EXERCISE REQUIREMENTS
Return each entry exactly, omitting nothing.

(INPUT MATERIAL)

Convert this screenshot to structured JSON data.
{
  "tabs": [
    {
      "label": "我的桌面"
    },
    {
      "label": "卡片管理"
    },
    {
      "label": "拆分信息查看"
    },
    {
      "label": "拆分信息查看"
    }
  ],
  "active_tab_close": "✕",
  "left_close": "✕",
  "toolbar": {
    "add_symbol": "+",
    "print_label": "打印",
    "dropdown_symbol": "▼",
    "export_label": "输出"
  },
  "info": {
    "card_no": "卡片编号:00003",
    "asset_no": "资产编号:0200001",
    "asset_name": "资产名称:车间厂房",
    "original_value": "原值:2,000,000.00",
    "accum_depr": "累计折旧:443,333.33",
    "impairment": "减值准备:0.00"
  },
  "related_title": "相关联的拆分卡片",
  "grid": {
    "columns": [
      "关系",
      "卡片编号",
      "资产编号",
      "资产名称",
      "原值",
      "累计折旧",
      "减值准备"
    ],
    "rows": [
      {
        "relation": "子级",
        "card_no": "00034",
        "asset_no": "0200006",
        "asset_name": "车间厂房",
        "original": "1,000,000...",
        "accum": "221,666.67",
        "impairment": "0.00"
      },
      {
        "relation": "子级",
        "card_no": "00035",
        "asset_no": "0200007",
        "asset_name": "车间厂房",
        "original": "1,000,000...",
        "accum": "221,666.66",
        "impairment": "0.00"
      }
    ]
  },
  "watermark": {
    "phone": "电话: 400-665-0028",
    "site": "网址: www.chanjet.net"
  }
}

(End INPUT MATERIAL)

ANSWER FOR THE TASK
Convert this screenshot to structured JSON data.
{
  "tabs": [
    {
      "label": "我的桌面"
    },
    {
      "label": "卡片管理"
    },
    {
      "label": "拆分信息查看"
    },
    {
      "label": "拆分信息查看"
    }
  ],
  "active_tab_close": "✕",
  "left_close": "✕",
  "toolbar": {
    "add_symbol": "+",
    "print_label": "打印",
    "dropdown_symbol": "▼",
    "export_label": "输出"
  },
  "info": {
    "card_no": "卡片编号:00003",
    "asset_no": "资产编号:0200001",
    "asset_name": "资产名称:车间厂房",
    "original_value": "原值:2,000,000.00",
    "accum_depr": "累计折旧:443,333.33",
    "impairment": "减值准备:0.00"
  },
  "related_title": "相关联的拆分卡片",
  "grid": {
    "columns": [
      "关系",
      "卡片编号",
      "资产编号",
      "资产名称",
      "原值",
      "累计折旧",
      "减值准备"
    ],
    "rows": [
      {
        "relation": "子级",
        "card_no": "00034",
        "asset_no": "0200006",
        "asset_name": "车间厂房",
        "original": "1,000,000...",
        "accum": "221,666.67",
        "impairment": "0.00"
      },
      {
        "relation": "子级",
        "card_no": "00035",
        "asset_no": "0200007",
        "asset_name": "车间厂房",
        "original": "1,000,000...",
        "accum": "221,666.66",
        "impairment": "0.00"
      }
    ]
  },
  "watermark": {
    "phone": "电话: 400-665-0028",
    "site": "网址: www.chanjet.net"
  }
}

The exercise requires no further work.